WORK ORDER: Retype every record below exactly as it is written.
** Opening DATA IN THIS EXERCISE block **
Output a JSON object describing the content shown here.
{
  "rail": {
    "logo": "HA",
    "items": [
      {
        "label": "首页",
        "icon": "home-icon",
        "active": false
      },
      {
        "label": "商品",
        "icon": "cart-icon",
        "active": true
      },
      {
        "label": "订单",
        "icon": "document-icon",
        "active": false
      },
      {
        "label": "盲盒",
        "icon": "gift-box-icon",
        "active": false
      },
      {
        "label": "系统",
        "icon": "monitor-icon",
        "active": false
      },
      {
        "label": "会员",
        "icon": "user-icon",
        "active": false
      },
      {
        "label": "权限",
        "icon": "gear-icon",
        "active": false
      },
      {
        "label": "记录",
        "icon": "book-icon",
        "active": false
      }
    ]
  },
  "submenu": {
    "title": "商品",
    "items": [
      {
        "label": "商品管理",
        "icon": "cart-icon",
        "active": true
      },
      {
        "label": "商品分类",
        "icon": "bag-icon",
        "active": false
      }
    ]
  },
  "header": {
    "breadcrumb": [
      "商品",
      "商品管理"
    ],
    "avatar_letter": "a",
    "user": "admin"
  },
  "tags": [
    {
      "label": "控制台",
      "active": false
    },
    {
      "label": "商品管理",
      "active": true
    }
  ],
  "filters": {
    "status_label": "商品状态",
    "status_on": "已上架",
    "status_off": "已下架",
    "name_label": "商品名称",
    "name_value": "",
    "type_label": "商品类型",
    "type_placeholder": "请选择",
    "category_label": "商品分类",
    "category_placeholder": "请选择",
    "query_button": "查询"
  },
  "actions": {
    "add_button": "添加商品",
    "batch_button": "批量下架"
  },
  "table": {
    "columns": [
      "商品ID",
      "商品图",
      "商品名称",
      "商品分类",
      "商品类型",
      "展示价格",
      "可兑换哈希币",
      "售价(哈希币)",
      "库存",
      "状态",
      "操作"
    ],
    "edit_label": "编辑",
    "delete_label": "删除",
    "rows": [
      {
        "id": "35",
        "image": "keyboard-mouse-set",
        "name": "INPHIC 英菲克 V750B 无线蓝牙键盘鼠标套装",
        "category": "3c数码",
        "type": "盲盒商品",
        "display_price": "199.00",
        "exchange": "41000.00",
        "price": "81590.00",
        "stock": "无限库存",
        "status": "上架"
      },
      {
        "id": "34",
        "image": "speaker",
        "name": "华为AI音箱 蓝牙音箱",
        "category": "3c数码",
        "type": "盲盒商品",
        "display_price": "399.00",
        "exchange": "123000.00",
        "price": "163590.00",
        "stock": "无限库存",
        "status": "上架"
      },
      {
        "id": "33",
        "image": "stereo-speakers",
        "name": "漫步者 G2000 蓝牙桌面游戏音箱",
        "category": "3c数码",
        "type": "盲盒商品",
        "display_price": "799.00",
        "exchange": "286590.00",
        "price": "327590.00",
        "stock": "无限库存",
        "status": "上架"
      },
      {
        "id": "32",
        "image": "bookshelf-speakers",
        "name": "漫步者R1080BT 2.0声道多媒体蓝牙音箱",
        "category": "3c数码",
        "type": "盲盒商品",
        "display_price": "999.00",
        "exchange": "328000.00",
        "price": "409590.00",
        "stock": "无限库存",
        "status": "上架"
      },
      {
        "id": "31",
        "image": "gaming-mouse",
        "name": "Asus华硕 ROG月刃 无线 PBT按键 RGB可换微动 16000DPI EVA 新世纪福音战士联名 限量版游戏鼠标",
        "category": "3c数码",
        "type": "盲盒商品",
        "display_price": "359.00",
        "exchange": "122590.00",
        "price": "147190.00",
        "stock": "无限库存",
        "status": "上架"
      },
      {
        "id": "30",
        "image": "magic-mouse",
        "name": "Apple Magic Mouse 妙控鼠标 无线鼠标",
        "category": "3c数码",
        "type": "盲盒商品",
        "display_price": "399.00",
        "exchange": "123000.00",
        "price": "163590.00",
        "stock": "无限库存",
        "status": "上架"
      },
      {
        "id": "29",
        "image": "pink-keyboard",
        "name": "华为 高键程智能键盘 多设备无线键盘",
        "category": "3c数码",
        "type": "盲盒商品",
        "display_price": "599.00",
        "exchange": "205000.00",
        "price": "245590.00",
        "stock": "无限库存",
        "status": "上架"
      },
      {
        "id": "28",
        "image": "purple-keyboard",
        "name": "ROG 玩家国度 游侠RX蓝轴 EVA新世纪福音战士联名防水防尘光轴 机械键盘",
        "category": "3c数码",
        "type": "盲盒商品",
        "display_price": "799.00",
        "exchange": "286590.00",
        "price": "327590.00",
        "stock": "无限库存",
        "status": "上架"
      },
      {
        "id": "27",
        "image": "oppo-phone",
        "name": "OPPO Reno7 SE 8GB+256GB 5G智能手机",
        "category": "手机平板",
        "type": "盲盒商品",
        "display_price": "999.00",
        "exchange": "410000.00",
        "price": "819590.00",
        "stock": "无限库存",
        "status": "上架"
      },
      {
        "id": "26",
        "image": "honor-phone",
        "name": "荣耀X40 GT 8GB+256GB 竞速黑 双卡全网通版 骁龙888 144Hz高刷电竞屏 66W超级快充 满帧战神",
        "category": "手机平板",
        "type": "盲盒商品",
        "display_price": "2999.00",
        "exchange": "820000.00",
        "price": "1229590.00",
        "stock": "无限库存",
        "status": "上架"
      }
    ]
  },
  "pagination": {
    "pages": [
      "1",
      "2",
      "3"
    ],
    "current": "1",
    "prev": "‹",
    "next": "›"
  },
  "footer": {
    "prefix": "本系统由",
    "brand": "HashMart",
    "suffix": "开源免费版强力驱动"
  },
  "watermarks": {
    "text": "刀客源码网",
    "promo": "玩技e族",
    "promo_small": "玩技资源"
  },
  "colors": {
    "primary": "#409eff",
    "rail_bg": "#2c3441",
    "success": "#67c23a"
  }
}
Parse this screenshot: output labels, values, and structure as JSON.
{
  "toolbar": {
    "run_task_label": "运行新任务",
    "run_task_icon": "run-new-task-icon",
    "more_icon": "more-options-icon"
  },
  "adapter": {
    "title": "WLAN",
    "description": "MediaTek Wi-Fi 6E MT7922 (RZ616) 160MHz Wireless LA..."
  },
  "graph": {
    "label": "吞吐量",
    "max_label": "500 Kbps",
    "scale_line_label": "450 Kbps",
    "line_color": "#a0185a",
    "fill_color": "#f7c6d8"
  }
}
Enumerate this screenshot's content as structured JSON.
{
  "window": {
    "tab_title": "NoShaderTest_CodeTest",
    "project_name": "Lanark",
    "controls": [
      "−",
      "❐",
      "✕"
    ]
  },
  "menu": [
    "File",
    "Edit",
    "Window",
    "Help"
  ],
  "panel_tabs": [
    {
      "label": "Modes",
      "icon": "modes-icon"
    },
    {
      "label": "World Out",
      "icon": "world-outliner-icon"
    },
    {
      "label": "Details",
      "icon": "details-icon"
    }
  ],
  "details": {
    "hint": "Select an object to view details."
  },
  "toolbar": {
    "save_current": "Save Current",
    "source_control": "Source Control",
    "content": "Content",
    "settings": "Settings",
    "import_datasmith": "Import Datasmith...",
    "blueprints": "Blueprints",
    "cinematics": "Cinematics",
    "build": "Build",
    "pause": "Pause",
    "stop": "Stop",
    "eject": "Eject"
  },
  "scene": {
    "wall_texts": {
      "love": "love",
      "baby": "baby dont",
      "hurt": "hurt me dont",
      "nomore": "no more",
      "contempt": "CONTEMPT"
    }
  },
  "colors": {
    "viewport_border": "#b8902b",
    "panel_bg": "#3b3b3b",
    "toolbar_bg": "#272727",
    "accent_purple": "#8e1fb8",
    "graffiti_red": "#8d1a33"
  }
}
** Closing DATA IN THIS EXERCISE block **
FINISHED TASK:
Output a JSON object describing the content shown here.
{
  "rail": {
    "logo": "HA",
    "items": [
      {
        "label": "首页",
        "icon": "home-icon",
        "active": false
      },
      {
        "label": "商品",
        "icon": "cart-icon",
        "active": true
      },
      {
        "label": "订单",
        "icon": "document-icon",
        "active": false
      },
      {
        "label": "盲盒",
        "icon": "gift-box-icon",
        "active": false
      },
      {
        "label": "系统",
        "icon": "monitor-icon",
        "active": false
      },
      {
        "label": "会员",
        "icon": "user-icon",
        "active": false
      },
      {
        "label": "权限",
        "icon": "gear-icon",
        "active": false
      },
      {
        "label": "记录",
        "icon": "book-icon",
        "active": false
      }
    ]
  },
  "submenu": {
    "title": "商品",
    "items": [
      {
        "label": "商品管理",
        "icon": "cart-icon",
        "active": true
      },
      {
        "label": "商品分类",
        "icon": "bag-icon",
        "active": false
      }
    ]
  },
  "header": {
    "breadcrumb": [
      "商品",
      "商品管理"
    ],
    "avatar_letter": "a",
    "user": "admin"
  },
  "tags": [
    {
      "label": "控制台",
      "active": false
    },
    {
      "label": "商品管理",
      "active": true
    }
  ],
  "filters": {
    "status_label": "商品状态",
    "status_on": "已上架",
    "status_off": "已下架",
    "name_label": "商品名称",
    "name_value": "",
    "type_label": "商品类型",
    "type_placeholder": "请选择",
    "category_label": "商品分类",
    "category_placeholder": "请选择",
    "query_button": "查询"
  },
  "actions": {
    "add_button": "添加商品",
    "batch_button": "批量下架"
  },
  "table": {
    "columns": [
      "商品ID",
      "商品图",
      "商品名称",
      "商品分类",
      "商品类型",
      "展示价格",
      "可兑换哈希币",
      "售价(哈希币)",
      "库存",
      "状态",
      "操作"
    ],
    "edit_label": "编辑",
    "delete_label": "删除",
    "rows": [
      {
        "id": "35",
        "image": "keyboard-mouse-set",
        "name": "INPHIC 英菲克 V750B 无线蓝牙键盘鼠标套装",
        "category": "3c数码",
        "type": "盲盒商品",
        "display_price": "199.00",
        "exchange": "41000.00",
        "price": "81590.00",
        "stock": "无限库存",
        "status": "上架"
      },
      {
        "id": "34",
        "image": "speaker",
        "name": "华为AI音箱 蓝牙音箱",
        "category": "3c数码",
        "type": "盲盒商品",
        "display_price": "399.00",
        "exchange": "123000.00",
        "price": "163590.00",
        "stock": "无限库存",
        "status": "上架"
      },
      {
        "id": "33",
        "image": "stereo-speakers",
        "name": "漫步者 G2000 蓝牙桌面游戏音箱",
        "category": "3c数码",
        "type": "盲盒商品",
        "display_price": "799.00",
        "exchange": "286590.00",
        "price": "327590.00",
        "stock": "无限库存",
        "status": "上架"
      },
      {
        "id": "32",
        "image": "bookshelf-speakers",
        "name": "漫步者R1080BT 2.0声道多媒体蓝牙音箱",
        "category": "3c数码",
        "type": "盲盒商品",
        "display_price": "999.00",
        "exchange": "328000.00",
        "price": "409590.00",
        "stock": "无限库存",
        "status": "上架"
      },
      {
        "id": "31",
        "image": "gaming-mouse",
        "name": "Asus华硕 ROG月刃 无线 PBT按键 RGB可换微动 16000DPI EVA 新世纪福音战士联名 限量版游戏鼠标",
        "category": "3c数码",
        "type": "盲盒商品",
        "display_price": "359.00",
        "exchange": "122590.00",
        "price": "147190.00",
        "stock": "无限库存",
        "status": "上架"
      },
      {
        "id": "30",
        "image": "magic-mouse",
        "name": "Apple Magic Mouse 妙控鼠标 无线鼠标",
        "category": "3c数码",
        "type": "盲盒商品",
        "display_price": "399.00",
        "exchange": "123000.00",
        "price": "163590.00",
        "stock": "无限库存",
        "status": "上架"
      },
      {
        "id": "29",
        "image": "pink-keyboard",
        "name": "华为 高键程智能键盘 多设备无线键盘",
        "category": "3c数码",
        "type": "盲盒商品",
        "display_price": "599.00",
        "exchange": "205000.00",
        "price": "245590.00",
        "stock": "无限库存",
        "status": "上架"
      },
      {
        "id": "28",
        "image": "purple-keyboard",
        "name": "ROG 玩家国度 游侠RX蓝轴 EVA新世纪福音战士联名防水防尘光轴 机械键盘",
        "category": "3c数码",
        "type": "盲盒商品",
        "display_price": "799.00",
        "exchange": "286590.00",
        "price": "327590.00",
        "stock": "无限库存",
        "status": "上架"
      },
      {
        "id": "27",
        "image": "oppo-phone",
        "name": "OPPO Reno7 SE 8GB+256GB 5G智能手机",
        "category": "手机平板",
        "type": "盲盒商品",
        "display_price": "999.00",
        "exchange": "410000.00",
        "price": "819590.00",
        "stock": "无限库存",
        "status": "上架"
      },
      {
        "id": "26",
        "image": "honor-phone",
        "name": "荣耀X40 GT 8GB+256GB 竞速黑 双卡全网通版 骁龙888 144Hz高刷电竞屏 66W超级快充 满帧战神",
        "category": "手机平板",
        "type": "盲盒商品",
        "display_price": "2999.00",
        "exchange": "820000.00",
        "price": "1229590.00",
        "stock": "无限库存",
        "status": "上架"
      }
    ]
  },
  "pagination": {
    "pages": [
      "1",
      "2",
      "3"
    ],
    "current": "1",
    "prev": "‹",
    "next": "›"
  },
  "footer": {
    "prefix": "本系统由",
    "brand": "HashMart",
    "suffix": "开源免费版强力驱动"
  },
  "watermarks": {
    "text": "刀客源码网",
    "promo": "玩技e族",
    "promo_small": "玩技资源"
  },
  "colors": {
    "primary": "#409eff",
    "rail_bg": "#2c3441",
    "success": "#67c23a"
  }
}
Parse this screenshot: output labels, values, and structure as JSON.
{
  "toolbar": {
    "run_task_label": "运行新任务",
    "run_task_icon": "run-new-task-icon",
    "more_icon": "more-options-icon"
  },
  "adapter": {
    "title": "WLAN",
    "description": "MediaTek Wi-Fi 6E MT7922 (RZ616) 160MHz Wireless LA..."
  },
  "graph": {
    "label": "吞吐量",
    "max_label": "500 Kbps",
    "scale_line_label": "450 Kbps",
    "line_color": "#a0185a",
    "fill_color": "#f7c6d8"
  }
}
Enumerate this screenshot's content as structured JSON.
{
  "window": {
    "tab_title": "NoShaderTest_CodeTest",
    "project_name": "Lanark",
    "controls": [
      "−",
      "❐",
      "✕"
    ]
  },
  "menu": [
    "File",
    "Edit",
    "Window",
    "Help"
  ],
  "panel_tabs": [
    {
      "label": "Modes",
      "icon": "modes-icon"
    },
    {
      "label": "World Out",
      "icon": "world-outliner-icon"
    },
    {
      "label": "Details",
      "icon": "details-icon"
    }
  ],
  "details": {
    "hint": "Select an object to view details."
  },
  "toolbar": {
    "save_current": "Save Current",
    "source_control": "Source Control",
    "content": "Content",
    "settings": "Settings",
    "import_datasmith": "Import Datasmith...",
    "blueprints": "Blueprints",
    "cinematics": "Cinematics",
    "build": "Build",
    "pause": "Pause",
    "stop": "Stop",
    "eject": "Eject"
  },
  "scene": {
    "wall_texts": {
      "love": "love",
      "baby": "baby dont",
      "hurt": "hurt me dont",
      "nomore": "no more",
      "contempt": "CONTEMPT"
    }
  },
  "colors": {
    "viewport_border": "#b8902b",
    "panel_bg": "#3b3b3b",
    "toolbar_bg": "#272727",
    "accent_purple": "#8e1fb8",
    "graffiti_red": "#8d1a33"
  }
}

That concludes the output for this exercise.